“The authorization of German funds as part of the common German-French funding for the first R&D-phase towards a technology demonstrator is subject to approval of the [appropriate] committee within the German Bundestag,” a German defense ministry spokeswoman said Feb. 04, indirectly confirming the Airbus official’s explanation.
Whatever the reason, these delays are fraying nerves in both air force staffs and industry in the three FCAS member countries.
New Contract slippage worries air staffs, industry
On Jan. 31, the chiefs of staff of the French, Germany and Spanish Air Forces took the unprecedented step of writing an open letter explaining the critical need for FCAS, and calling on their governments to award the demonstrator contracts “in the coming days.” The letter was published in Le Figaro (France, ABC (Spain) and in an unspecified German newspaper.
The three chiefs of staff -- General Philippe Lavigne (France), General Ingo Gerhartz (Germany) and General Javier Salto (Spain) said they “welcome the cooperation between their three countries to develop the air defense instruments of tomorrow,” adding that they “are firmly committed to the success of this project within twenty years.”
Going public with their commitment to FCAS, the chiefs of staff wrote they have agreed to converge their operational visions as much as possible, and that they “plan to sign a document specifying this common vision at the next ILA show in Berlin in May 2020.”
Meanwhile, industry and air force leaders in the three countries worry that, as time passes without contract award, the already tight schedule for NGF may slip further, in turn threatening the entire FCAS schedule. It is currently planned that the demonstrator of the next generation combat aircraft should fly in 2026 with its new-generation engines, so as to reach an initial operational capability for the system of systems in 2040.
Program structures progressing
The companies involved in the demonstrator studies, led by Dassault Aviation and Safran Military Engines, have set up and are paying design and development teams without any substantial financing from the three governments, which impacts their cost structure.

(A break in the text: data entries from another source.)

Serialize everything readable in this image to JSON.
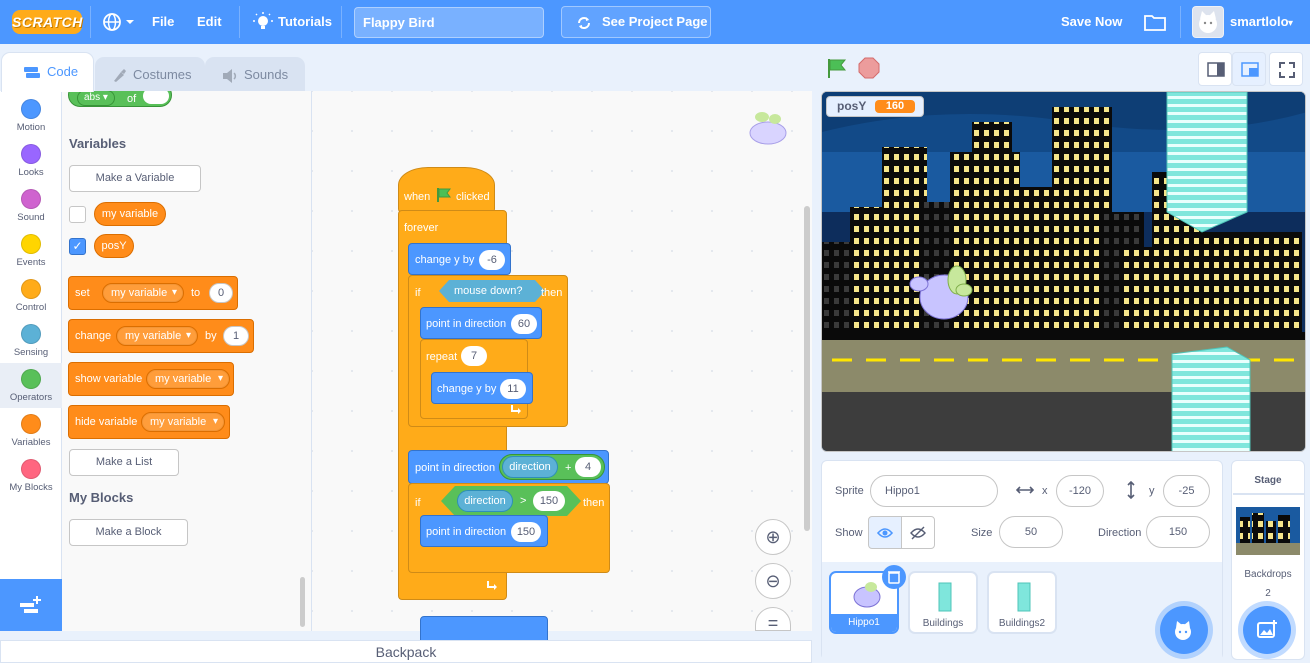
{
  "menu": {
    "logo": "SCRATCH",
    "file": "File",
    "edit": "Edit",
    "tutorials": "Tutorials",
    "project_title": "Flappy Bird",
    "see_project": "See Project Page",
    "save_now": "Save Now",
    "username": "smartlolo"
  },
  "tabs": {
    "code": "Code",
    "costumes": "Costumes",
    "sounds": "Sounds"
  },
  "categories": [
    {
      "label": "Motion",
      "color": "#4c97ff"
    },
    {
      "label": "Looks",
      "color": "#9966ff"
    },
    {
      "label": "Sound",
      "color": "#cf63cf"
    },
    {
      "label": "Events",
      "color": "#ffd500"
    },
    {
      "label": "Control",
      "color": "#ffab19"
    },
    {
      "label": "Sensing",
      "color": "#5cb1d6"
    },
    {
      "label": "Operators",
      "color": "#59c059"
    },
    {
      "label": "Variables",
      "color": "#ff8c1a"
    },
    {
      "label": "My Blocks",
      "color": "#ff6680"
    }
  ],
  "palette": {
    "abs_block": {
      "op": "abs",
      "of": "of"
    },
    "variables_title": "Variables",
    "make_variable": "Make a Variable",
    "var1": "my variable",
    "var2": "posY",
    "set_block": {
      "set": "set",
      "var": "my variable",
      "to": "to",
      "value": "0"
    },
    "change_block": {
      "change": "change",
      "var": "my variable",
      "by": "by",
      "value": "1"
    },
    "show_block": {
      "label": "show variable",
      "var": "my variable"
    },
    "hide_block": {
      "label": "hide variable",
      "var": "my variable"
    },
    "make_list": "Make a List",
    "myblocks_title": "My Blocks",
    "make_block": "Make a Block"
  },
  "script": {
    "hat": {
      "when": "when",
      "clicked": "clicked"
    },
    "forever": "forever",
    "change_y1": {
      "label": "change y by",
      "value": "-6"
    },
    "if1": {
      "if": "if",
      "cond": "mouse down?",
      "then": "then"
    },
    "point1": {
      "label": "point in direction",
      "value": "60"
    },
    "repeat": {
      "label": "repeat",
      "value": "7"
    },
    "change_y2": {
      "label": "change y by",
      "value": "11"
    },
    "point2": {
      "label": "point in direction",
      "reporter": "direction",
      "op": "+",
      "value": "4"
    },
    "if2": {
      "if": "if",
      "reporter": "direction",
      "op": ">",
      "value": "150",
      "then": "then"
    },
    "point3": {
      "label": "point in direction",
      "value": "150"
    }
  },
  "backpack": "Backpack",
  "monitor": {
    "name": "posY",
    "value": "160"
  },
  "sprite_info": {
    "sprite_label": "Sprite",
    "sprite_name": "Hippo1",
    "x_label": "x",
    "x_value": "-120",
    "y_label": "y",
    "y_value": "-25",
    "show_label": "Show",
    "size_label": "Size",
    "size_value": "50",
    "direction_label": "Direction",
    "direction_value": "150"
  },
  "sprites": [
    "Hippo1",
    "Buildings",
    "Buildings2"
  ],
  "stage_pane": {
    "title": "Stage",
    "backdrops_label": "Backdrops",
    "backdrops_count": "2"
  }
}
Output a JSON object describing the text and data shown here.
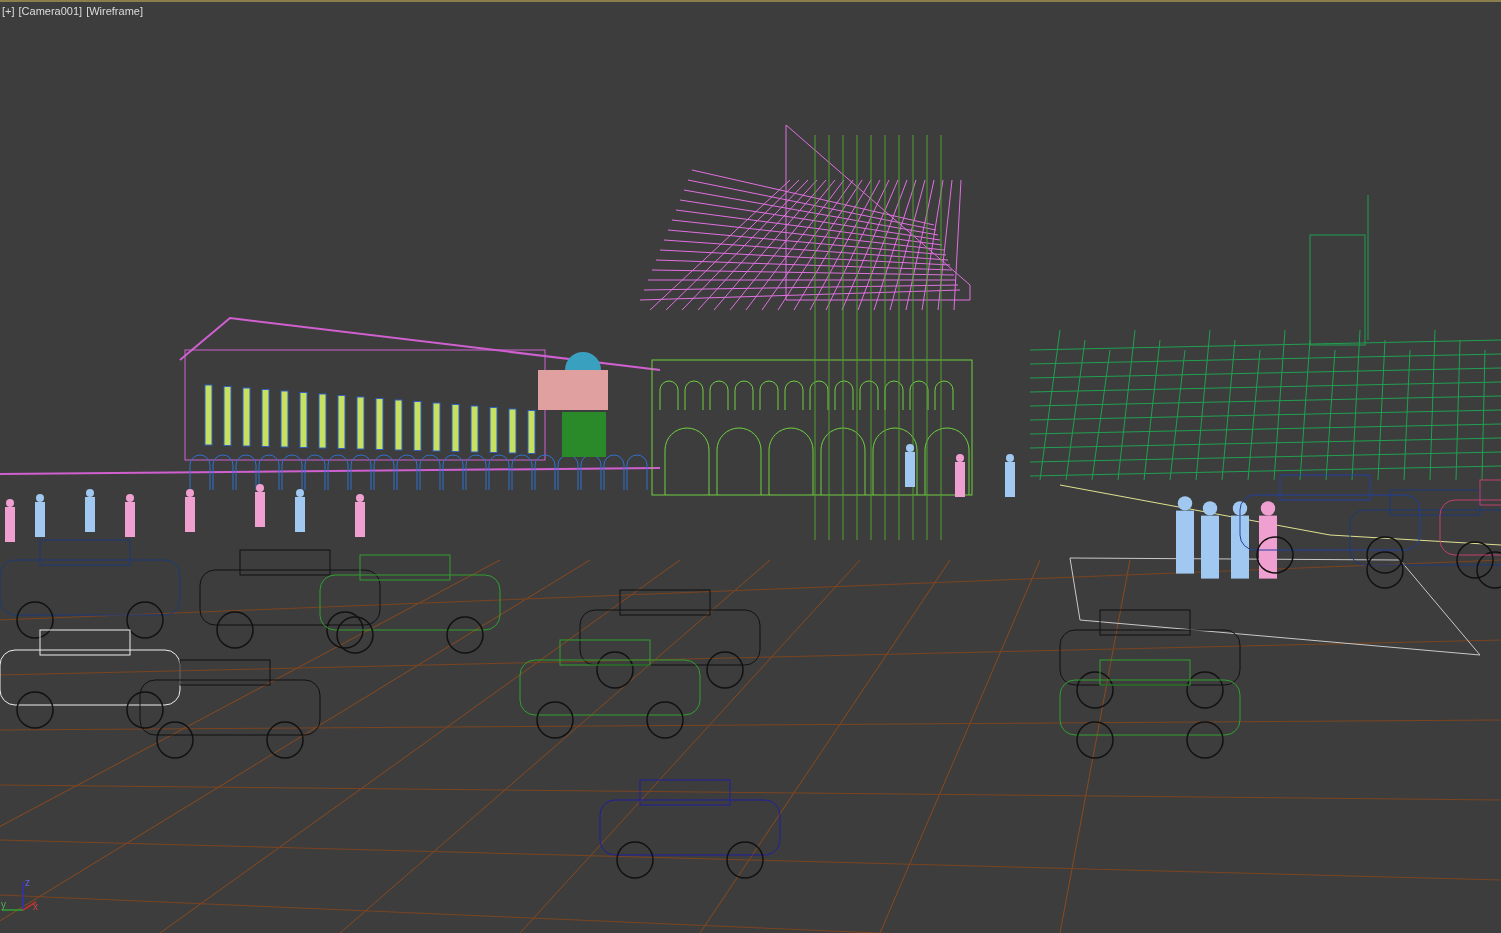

The three countries have already signed a High Level Common Operational Requirement Document (HL CORD) for NGWS / SCAF, and in October 2019, an integrated project team, made up of operational experts from the three countries, was set up near Paris to supervise the concept, research and development work, with a view to precisely defining the outline of the NGWS and its demonstrators to come.
Ce matin, le CEMAA a rencontré le personnel intégré du programme SCAF : une équipe franco-germano-espagnole très enthousiaste, prête à relever le défi de la conception du Next Generation Weapon System (système d'armes de nouvelle génération) comme pièce essentielle du SCAF